Karachi Literature Festival: Curtains not yet down on Pakistani cinema
Though the session ‘The Rise and Fall of Pakistani Cinema’ was short of one of its participants — actor Javed Sheikh — it still managed a vibrant debate as the other two participants — Atrium Cinemas’ managing director Nadeem Mandviwalla and film-maker Meher Jaffri of Seedlings/Lamha fame — weighed in on where the Pakistani film industry was headed.
Well moderated by film-maker Adnan Malik, between the usual questions and lamentations and the obligatory references to Khuda Kay Liyay and Bol, the session was able to look at how films can be made completely indigenously — from funding to post-production.
Like a true businessperson, Mandviwalla said that the only way to make locally produced films competitive was to make sure that they are of good quality. “The only path to the revival of cinema is to start making films. We have to consciously make films for the international market, in order to make enough money to produce enough local films,” he said.
Malik wondered if it would be possible to sustain a film industry only on the basis of the local audience. For Mandviwalla, the answer was no. “Race 2 has done very well in Pakistan. It is touching a million dollars in revenue, but those are the figures for its entire run [Race 2 released on January 25, 2013]. We will need to make that kind of money in the first week in order to become a competitive film industry.
“And there is no reason we can’t,” he said. “There are two questions to ask. Firstly, do we have the required talent and support to make a good film? Secondly, can we make films that can run in the international circuit? Shoaib Mansoor has proved that the answer to all of those is yes.”
Jaffri and Malik were not as forthcoming in their praise of Mansoor’s films, and both argued that Khuda Kay Liyay and Bol had funding from ‘outside’ sources — Inter-Services Public Relations, to be exact. They both cited the example of television actor and producer Humayun Saeed’s upcoming film on cricket as a better example of public interest in supporting film production, with Malik saying that this film was completely funded by organisations from the corporate sector.

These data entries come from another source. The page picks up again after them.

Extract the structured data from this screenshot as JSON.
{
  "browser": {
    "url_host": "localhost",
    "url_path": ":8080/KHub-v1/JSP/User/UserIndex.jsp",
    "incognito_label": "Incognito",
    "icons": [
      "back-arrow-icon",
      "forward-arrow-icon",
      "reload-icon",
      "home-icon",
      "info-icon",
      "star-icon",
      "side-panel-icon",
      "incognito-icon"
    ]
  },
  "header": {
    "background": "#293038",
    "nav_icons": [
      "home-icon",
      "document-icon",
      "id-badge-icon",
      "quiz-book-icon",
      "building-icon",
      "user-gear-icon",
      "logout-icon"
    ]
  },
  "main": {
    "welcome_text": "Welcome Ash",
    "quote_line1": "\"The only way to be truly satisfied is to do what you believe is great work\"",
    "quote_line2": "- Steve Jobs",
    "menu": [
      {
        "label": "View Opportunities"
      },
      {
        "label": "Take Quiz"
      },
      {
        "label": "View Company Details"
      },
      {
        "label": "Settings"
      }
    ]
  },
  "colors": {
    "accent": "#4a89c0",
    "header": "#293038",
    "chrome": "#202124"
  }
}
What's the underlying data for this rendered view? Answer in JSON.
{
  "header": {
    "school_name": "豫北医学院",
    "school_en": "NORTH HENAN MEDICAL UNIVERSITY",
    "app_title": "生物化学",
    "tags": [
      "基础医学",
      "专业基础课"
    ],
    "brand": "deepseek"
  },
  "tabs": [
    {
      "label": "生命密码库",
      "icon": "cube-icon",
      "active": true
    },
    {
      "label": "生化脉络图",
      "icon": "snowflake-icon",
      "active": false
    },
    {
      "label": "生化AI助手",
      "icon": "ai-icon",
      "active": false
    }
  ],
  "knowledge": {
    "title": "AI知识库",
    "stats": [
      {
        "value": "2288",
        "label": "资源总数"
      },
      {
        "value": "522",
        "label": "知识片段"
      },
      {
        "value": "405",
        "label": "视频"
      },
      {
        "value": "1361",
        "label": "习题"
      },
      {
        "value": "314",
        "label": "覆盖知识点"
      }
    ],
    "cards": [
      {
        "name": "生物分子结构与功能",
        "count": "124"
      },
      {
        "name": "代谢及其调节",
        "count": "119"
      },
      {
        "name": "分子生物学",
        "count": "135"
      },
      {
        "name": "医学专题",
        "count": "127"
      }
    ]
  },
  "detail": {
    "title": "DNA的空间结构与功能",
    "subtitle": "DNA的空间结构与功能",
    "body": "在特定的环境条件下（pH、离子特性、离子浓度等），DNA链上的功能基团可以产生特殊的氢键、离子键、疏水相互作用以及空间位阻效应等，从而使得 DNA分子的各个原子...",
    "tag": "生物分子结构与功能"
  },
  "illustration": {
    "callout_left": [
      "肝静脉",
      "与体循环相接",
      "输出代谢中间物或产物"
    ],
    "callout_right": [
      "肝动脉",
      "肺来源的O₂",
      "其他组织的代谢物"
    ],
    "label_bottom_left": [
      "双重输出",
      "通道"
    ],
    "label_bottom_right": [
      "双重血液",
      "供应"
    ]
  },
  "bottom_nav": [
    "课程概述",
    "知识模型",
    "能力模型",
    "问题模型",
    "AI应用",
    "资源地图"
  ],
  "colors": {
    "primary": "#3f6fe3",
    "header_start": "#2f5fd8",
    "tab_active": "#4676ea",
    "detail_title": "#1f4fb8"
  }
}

Malik then asked if there should be a separate space for such films, something Jaffri supported. “In New York and other such cities, you see Tribeca-type cinemas that give space to smaller films. Perhaps films like Slackistan and Seedlings can pave the way to that end,” she said.
Mandviwalla, however, wasn’t so easy on these films. “You do need a platform that tells people that if you make something it will see the light of day. But makers cannot say ‘I’ve made a home movie, please play it in the cinema’,” he said, when Malik asked him why he had refused to let Zibahkhana play at his cinemas. “I did not agree with the way they were trying to release the film, which was DVDs. As a film-maker, you need to change your mindset.”
Then what about the fact that Pakistani films sometimes aren’t released because of strict censorship policies, asked Malik, giving the example of indigenously produced Slackistan.
Mandviwalla was of the opinion that while “television can be controlled there is no way to control film. Cinema is only controlled by the public, because unless you make a good film people will not come to watch it,” he said.
As the session drew to a close, a member of the audience asked about the future of the industry. “What do you see as the eventual identity of Pakistani cinema when we have two giants from different schools of cinema on both sides — Iran on one side and India on the other?”
“I think we will settle at some form of social drama with a little bit of masala. In the next three years, you will see at least 10 to 15 good Pakistani films,” Malik replied. Jaffri was of the view that the identity would depend on good marketing, which can allow all kinds of films to work. “It also depends on how many screens pan out over the next few years. With so many screens, the future is bright.”
Mandviwalla was just as optimistic and gave the example of American and British cinema. “We may never be able to make a Dabangg-style film but you will see Shakespeare In Love-type films coming out.”